> _TASK REQUIREMENTS_: Down to the last word, output the records below, skipping any images.

> _SUPPLIED MATERIAL_:
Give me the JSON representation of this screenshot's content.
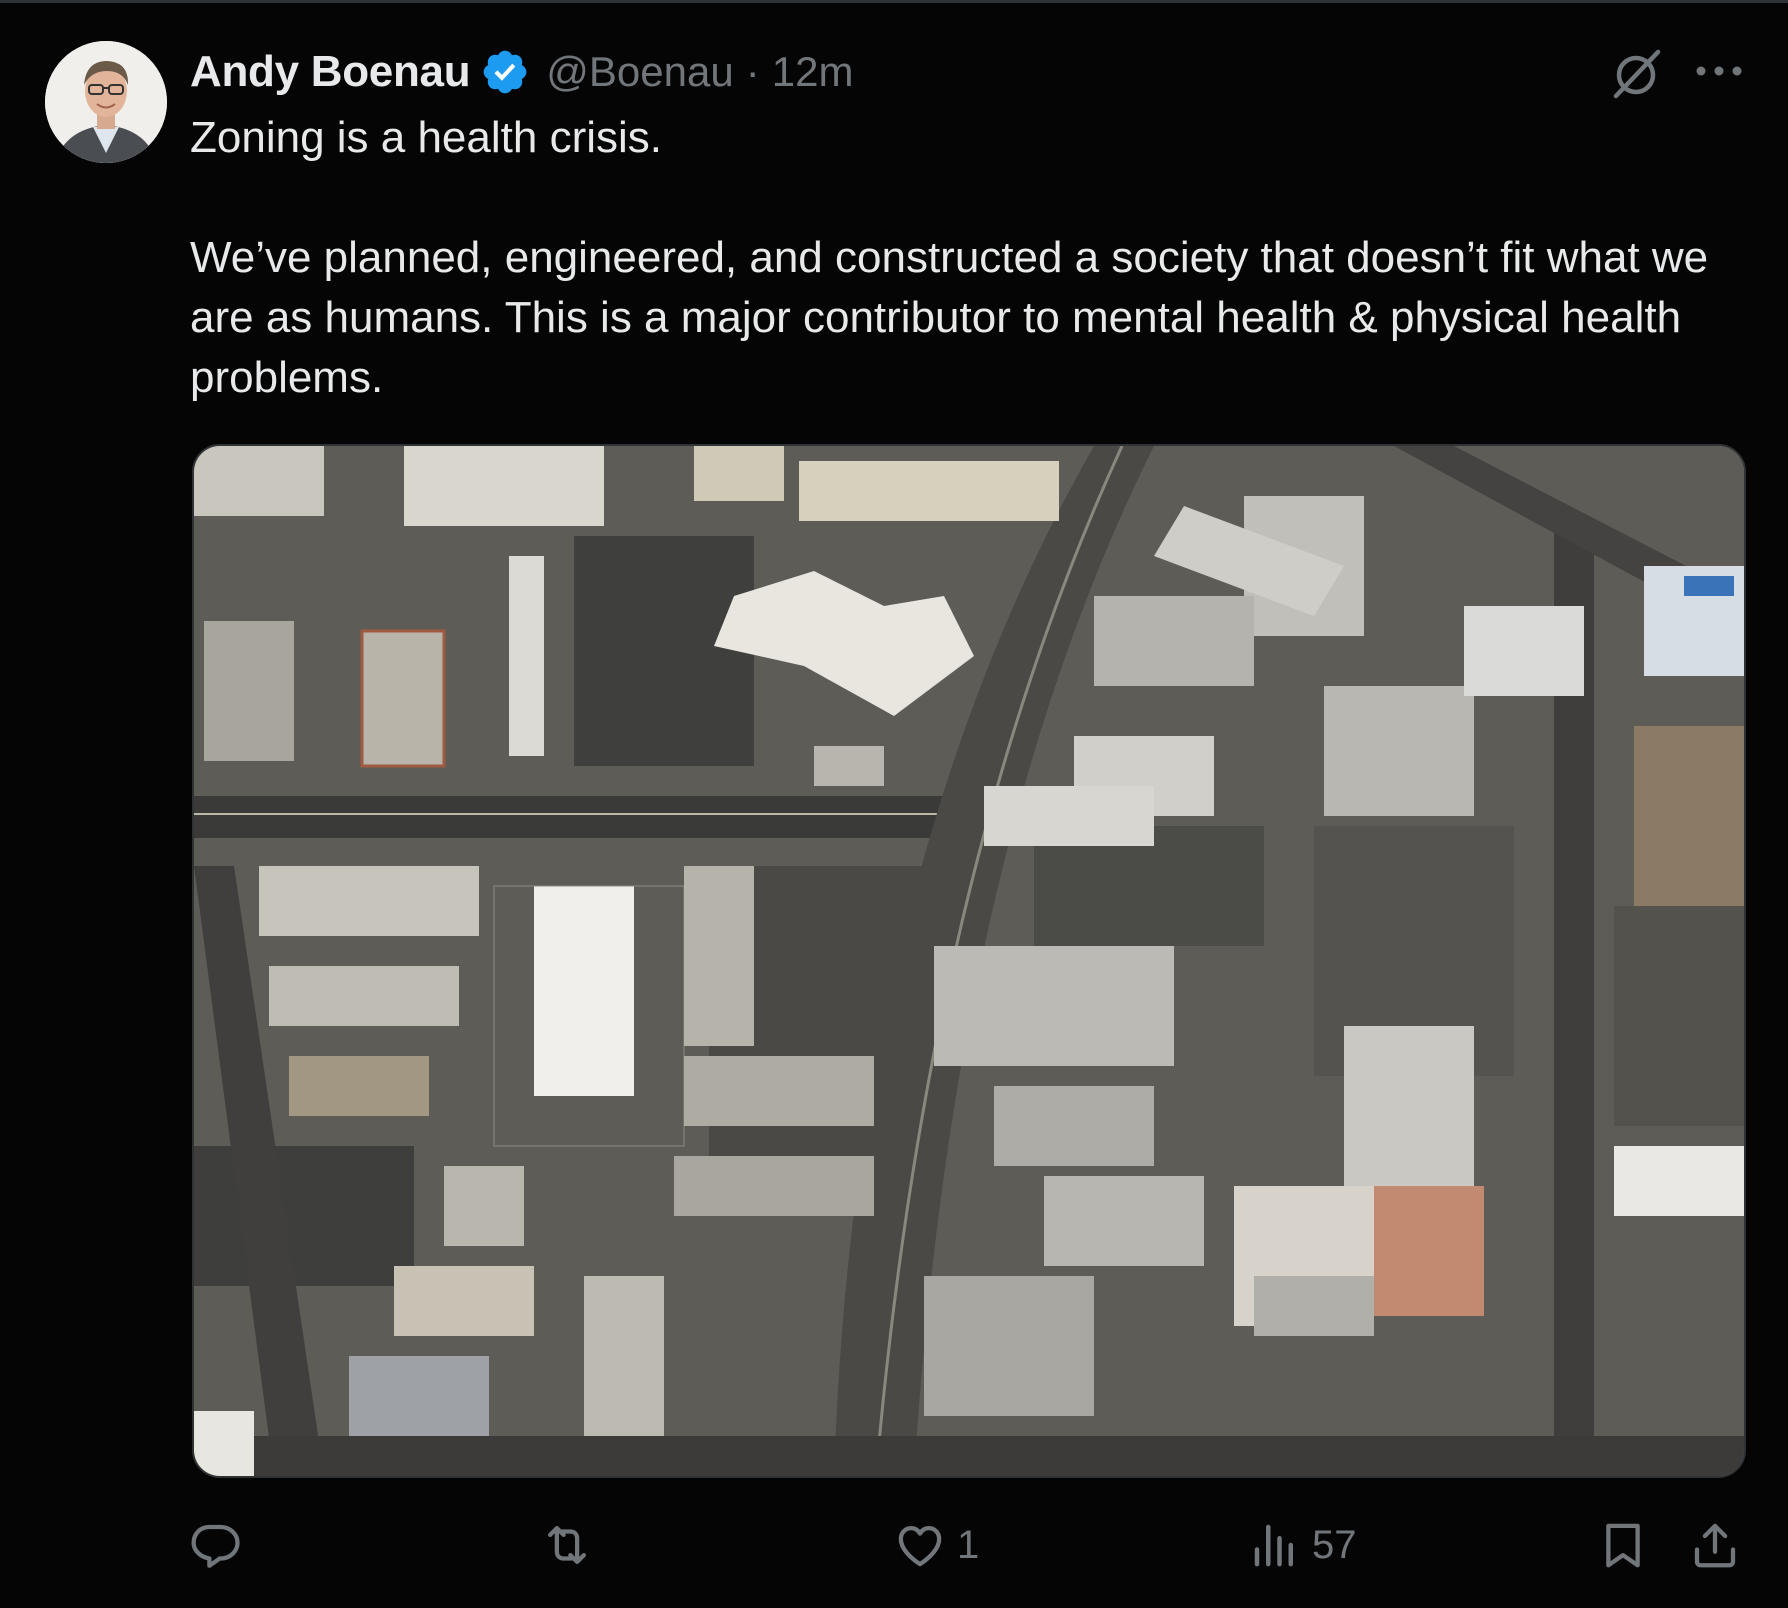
{
  "author": {
    "name": "Andy Boenau",
    "handle": "@Boenau",
    "separator": "·",
    "time": "12m",
    "verified": true
  },
  "tweet": {
    "paragraphs": [
      "Zoning is a health crisis.",
      "We’ve planned, engineered, and constructed a society that doesn’t fit what we are as humans. This is a major contributor to mental health & physical health problems."
    ]
  },
  "actions": {
    "reply_count": "",
    "repost_count": "",
    "like_count": "1",
    "views_count": "57"
  },
  "icons": [
    "verified-badge-icon",
    "grok-icon",
    "more-icon",
    "reply-icon",
    "repost-icon",
    "like-icon",
    "views-icon",
    "bookmark-icon",
    "share-icon"
  ],
  "colors": {
    "background": "#050505",
    "text": "#e7e9ea",
    "muted": "#71767b",
    "verified": "#1d9bf0"
  }
}
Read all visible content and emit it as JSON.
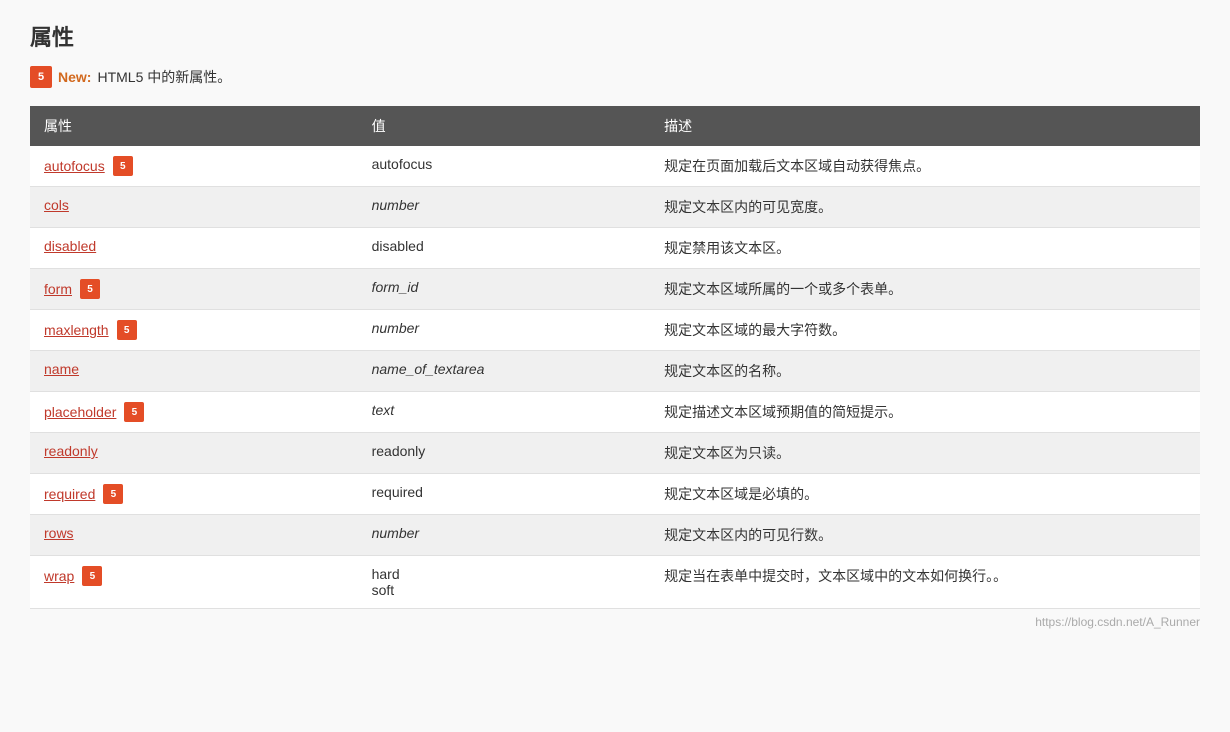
{
  "page": {
    "title": "属性",
    "html5_note": {
      "badge": "5",
      "new_label": "New:",
      "note_text": "HTML5 中的新属性。"
    },
    "watermark": "https://blog.csdn.net/A_Runner"
  },
  "table": {
    "headers": [
      "属性",
      "值",
      "描述"
    ],
    "rows": [
      {
        "attr": "autofocus",
        "html5": true,
        "value": "autofocus",
        "value_italic": false,
        "desc": "规定在页面加载后文本区域自动获得焦点。"
      },
      {
        "attr": "cols",
        "html5": false,
        "value": "number",
        "value_italic": true,
        "desc": "规定文本区内的可见宽度。"
      },
      {
        "attr": "disabled",
        "html5": false,
        "value": "disabled",
        "value_italic": false,
        "desc": "规定禁用该文本区。"
      },
      {
        "attr": "form",
        "html5": true,
        "value": "form_id",
        "value_italic": true,
        "desc": "规定文本区域所属的一个或多个表单。"
      },
      {
        "attr": "maxlength",
        "html5": true,
        "value": "number",
        "value_italic": true,
        "desc": "规定文本区域的最大字符数。"
      },
      {
        "attr": "name",
        "html5": false,
        "value": "name_of_textarea",
        "value_italic": true,
        "desc": "规定文本区的名称。"
      },
      {
        "attr": "placeholder",
        "html5": true,
        "value": "text",
        "value_italic": true,
        "desc": "规定描述文本区域预期值的简短提示。"
      },
      {
        "attr": "readonly",
        "html5": false,
        "value": "readonly",
        "value_italic": false,
        "desc": "规定文本区为只读。"
      },
      {
        "attr": "required",
        "html5": true,
        "value": "required",
        "value_italic": false,
        "desc": "规定文本区域是必填的。"
      },
      {
        "attr": "rows",
        "html5": false,
        "value": "number",
        "value_italic": true,
        "desc": "规定文本区内的可见行数。"
      },
      {
        "attr": "wrap",
        "html5": true,
        "value": "hard\nsoft",
        "value_italic": false,
        "desc": "规定当在表单中提交时，文本区域中的文本如何换行。。"
      }
    ]
  }
}
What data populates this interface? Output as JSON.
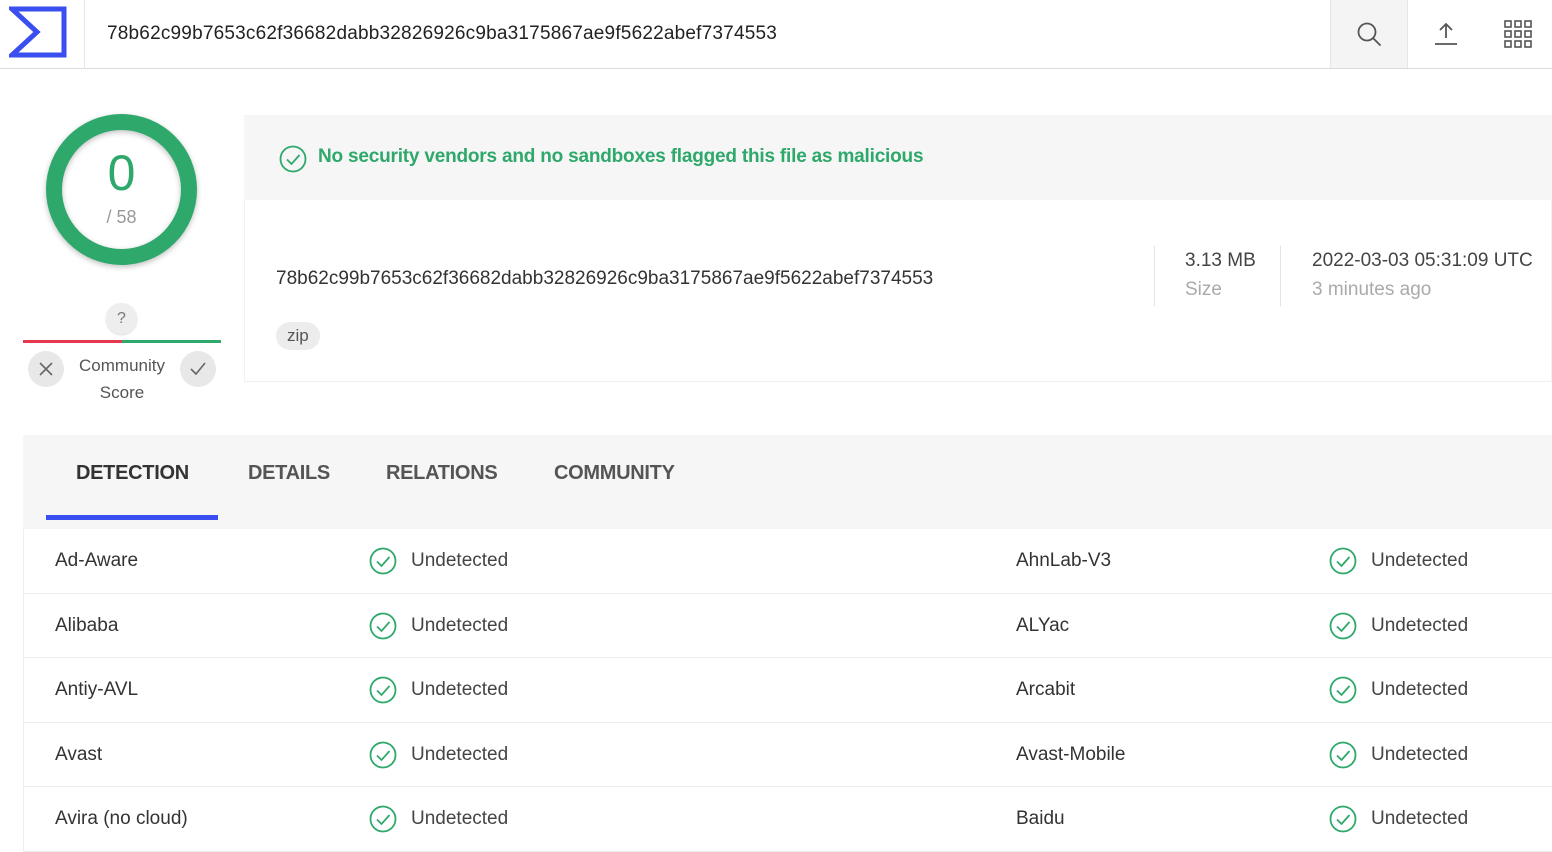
{
  "colors": {
    "clean": "#2ea86b",
    "malicious": "#e53950",
    "accent": "#3b4ff0"
  },
  "search": {
    "value": "78b62c99b7653c62f36682dabb32826926c9ba3175867ae9f5622abef7374553"
  },
  "toolbar": {
    "icons": [
      "search-icon",
      "upload-icon",
      "apps-grid-icon"
    ]
  },
  "score": {
    "detections": "0",
    "total": "/ 58"
  },
  "community": {
    "question": "?",
    "label_line1": "Community",
    "label_line2": "Score"
  },
  "banner": {
    "text": "No security vendors and no sandboxes flagged this file as malicious"
  },
  "file": {
    "hash": "78b62c99b7653c62f36682dabb32826926c9ba3175867ae9f5622abef7374553",
    "tag": "zip",
    "size": "3.13 MB",
    "size_label": "Size",
    "date": "2022-03-03 05:31:09 UTC",
    "date_ago": "3 minutes ago"
  },
  "tabs": [
    {
      "label": "DETECTION",
      "active": true
    },
    {
      "label": "DETAILS",
      "active": false
    },
    {
      "label": "RELATIONS",
      "active": false
    },
    {
      "label": "COMMUNITY",
      "active": false
    }
  ],
  "detections": [
    {
      "left_vendor": "Ad-Aware",
      "left_result": "Undetected",
      "right_vendor": "AhnLab-V3",
      "right_result": "Undetected"
    },
    {
      "left_vendor": "Alibaba",
      "left_result": "Undetected",
      "right_vendor": "ALYac",
      "right_result": "Undetected"
    },
    {
      "left_vendor": "Antiy-AVL",
      "left_result": "Undetected",
      "right_vendor": "Arcabit",
      "right_result": "Undetected"
    },
    {
      "left_vendor": "Avast",
      "left_result": "Undetected",
      "right_vendor": "Avast-Mobile",
      "right_result": "Undetected"
    },
    {
      "left_vendor": "Avira (no cloud)",
      "left_result": "Undetected",
      "right_vendor": "Baidu",
      "right_result": "Undetected"
    }
  ]
}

> _EXPECTED OUTPUT_:
Give me the JSON representation of this screenshot's content.
{
  "author": {
    "name": "Andy Boenau",
    "handle": "@Boenau",
    "separator": "·",
    "time": "12m",
    "verified": true
  },
  "tweet": {
    "paragraphs": [
      "Zoning is a health crisis.",
      "We’ve planned, engineered, and constructed a society that doesn’t fit what we are as humans. This is a major contributor to mental health & physical health problems."
    ]
  },
  "actions": {
    "reply_count": "",
    "repost_count": "",
    "like_count": "1",
    "views_count": "57"
  },
  "icons": [
    "verified-badge-icon",
    "grok-icon",
    "more-icon",
    "reply-icon",
    "repost-icon",
    "like-icon",
    "views-icon",
    "bookmark-icon",
    "share-icon"
  ],
  "colors": {
    "background": "#050505",
    "text": "#e7e9ea",
    "muted": "#71767b",
    "verified": "#1d9bf0"
  }
}
Read all visible content and emit it as JSON.
{
  "page": {
    "title": "属性",
    "html5_note": {
      "badge": "5",
      "new_label": "New:",
      "note_text": "HTML5 中的新属性。"
    },
    "watermark": "https://blog.csdn.net/A_Runner"
  },
  "table": {
    "headers": [
      "属性",
      "值",
      "描述"
    ],
    "rows": [
      {
        "attr": "autofocus",
        "html5": true,
        "value": "autofocus",
        "value_italic": false,
        "desc": "规定在页面加载后文本区域自动获得焦点。"
      },
      {
        "attr": "cols",
        "html5": false,
        "value": "number",
        "value_italic": true,
        "desc": "规定文本区内的可见宽度。"
      },
      {
        "attr": "disabled",
        "html5": false,
        "value": "disabled",
        "value_italic": false,
        "desc": "规定禁用该文本区。"
      },
      {
        "attr": "form",
        "html5": true,
        "value": "form_id",
        "value_italic": true,
        "desc": "规定文本区域所属的一个或多个表单。"
      },
      {
        "attr": "maxlength",
        "html5": true,
        "value": "number",
        "value_italic": true,
        "desc": "规定文本区域的最大字符数。"
      },
      {
        "attr": "name",
        "html5": false,
        "value": "name_of_textarea",
        "value_italic": true,
        "desc": "规定文本区的名称。"
      },
      {
        "attr": "placeholder",
        "html5": true,
        "value": "text",
        "value_italic": true,
        "desc": "规定描述文本区域预期值的简短提示。"
      },
      {
        "attr": "readonly",
        "html5": false,
        "value": "readonly",
        "value_italic": false,
        "desc": "规定文本区为只读。"
      },
      {
        "attr": "required",
        "html5": true,
        "value": "required",
        "value_italic": false,
        "desc": "规定文本区域是必填的。"
      },
      {
        "attr": "rows",
        "html5": false,
        "value": "number",
        "value_italic": true,
        "desc": "规定文本区内的可见行数。"
      },
      {
        "attr": "wrap",
        "html5": true,
        "value": "hard\nsoft",
        "value_italic": false,
        "desc": "规定当在表单中提交时，文本区域中的文本如何换行。。"
      }
    ]
  }
}
What data populates this interface? Output as JSON.
{
  "colors": {
    "clean": "#2ea86b",
    "malicious": "#e53950",
    "accent": "#3b4ff0"
  },
  "search": {
    "value": "78b62c99b7653c62f36682dabb32826926c9ba3175867ae9f5622abef7374553"
  },
  "toolbar": {
    "icons": [
      "search-icon",
      "upload-icon",
      "apps-grid-icon"
    ]
  },
  "score": {
    "detections": "0",
    "total": "/ 58"
  },
  "community": {
    "question": "?",
    "label_line1": "Community",
    "label_line2": "Score"
  },
  "banner": {
    "text": "No security vendors and no sandboxes flagged this file as malicious"
  },
  "file": {
    "hash": "78b62c99b7653c62f36682dabb32826926c9ba3175867ae9f5622abef7374553",
    "tag": "zip",
    "size": "3.13 MB",
    "size_label": "Size",
    "date": "2022-03-03 05:31:09 UTC",
    "date_ago": "3 minutes ago"
  },
  "tabs": [
    {
      "label": "DETECTION",
      "active": true
    },
    {
      "label": "DETAILS",
      "active": false
    },
    {
      "label": "RELATIONS",
      "active": false
    },
    {
      "label": "COMMUNITY",
      "active": false
    }
  ],
  "detections": [
    {
      "left_vendor": "Ad-Aware",
      "left_result": "Undetected",
      "right_vendor": "AhnLab-V3",
      "right_result": "Undetected"
    },
    {
      "left_vendor": "Alibaba",
      "left_result": "Undetected",
      "right_vendor": "ALYac",
      "right_result": "Undetected"
    },
    {
      "left_vendor": "Antiy-AVL",
      "left_result": "Undetected",
      "right_vendor": "Arcabit",
      "right_result": "Undetected"
    },
    {
      "left_vendor": "Avast",
      "left_result": "Undetected",
      "right_vendor": "Avast-Mobile",
      "right_result": "Undetected"
    },
    {
      "left_vendor": "Avira (no cloud)",
      "left_result": "Undetected",
      "right_vendor": "Baidu",
      "right_result": "Undetected"
    }
  ]
}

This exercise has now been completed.